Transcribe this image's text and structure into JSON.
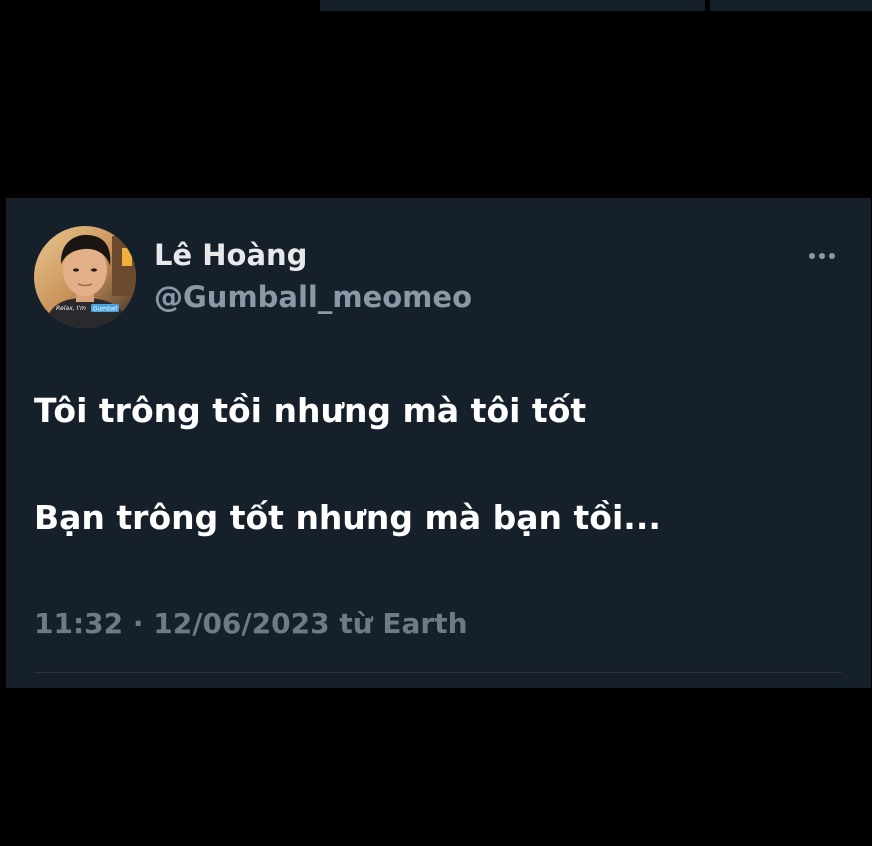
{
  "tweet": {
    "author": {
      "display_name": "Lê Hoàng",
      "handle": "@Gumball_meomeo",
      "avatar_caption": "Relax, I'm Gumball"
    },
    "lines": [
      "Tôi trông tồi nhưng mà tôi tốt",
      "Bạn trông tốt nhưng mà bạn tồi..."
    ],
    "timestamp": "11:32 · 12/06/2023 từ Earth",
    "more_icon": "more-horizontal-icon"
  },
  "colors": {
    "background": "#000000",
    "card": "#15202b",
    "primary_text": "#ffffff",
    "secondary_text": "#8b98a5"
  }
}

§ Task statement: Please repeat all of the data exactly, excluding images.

§ Answer to this task:
Transcribe this image's text and structure into JSON.
{
  "tweet": {
    "author": {
      "display_name": "Lê Hoàng",
      "handle": "@Gumball_meomeo",
      "avatar_caption": "Relax, I'm Gumball"
    },
    "lines": [
      "Tôi trông tồi nhưng mà tôi tốt",
      "Bạn trông tốt nhưng mà bạn tồi..."
    ],
    "timestamp": "11:32 · 12/06/2023 từ Earth",
    "more_icon": "more-horizontal-icon"
  },
  "colors": {
    "background": "#000000",
    "card": "#15202b",
    "primary_text": "#ffffff",
    "secondary_text": "#8b98a5"
  }
}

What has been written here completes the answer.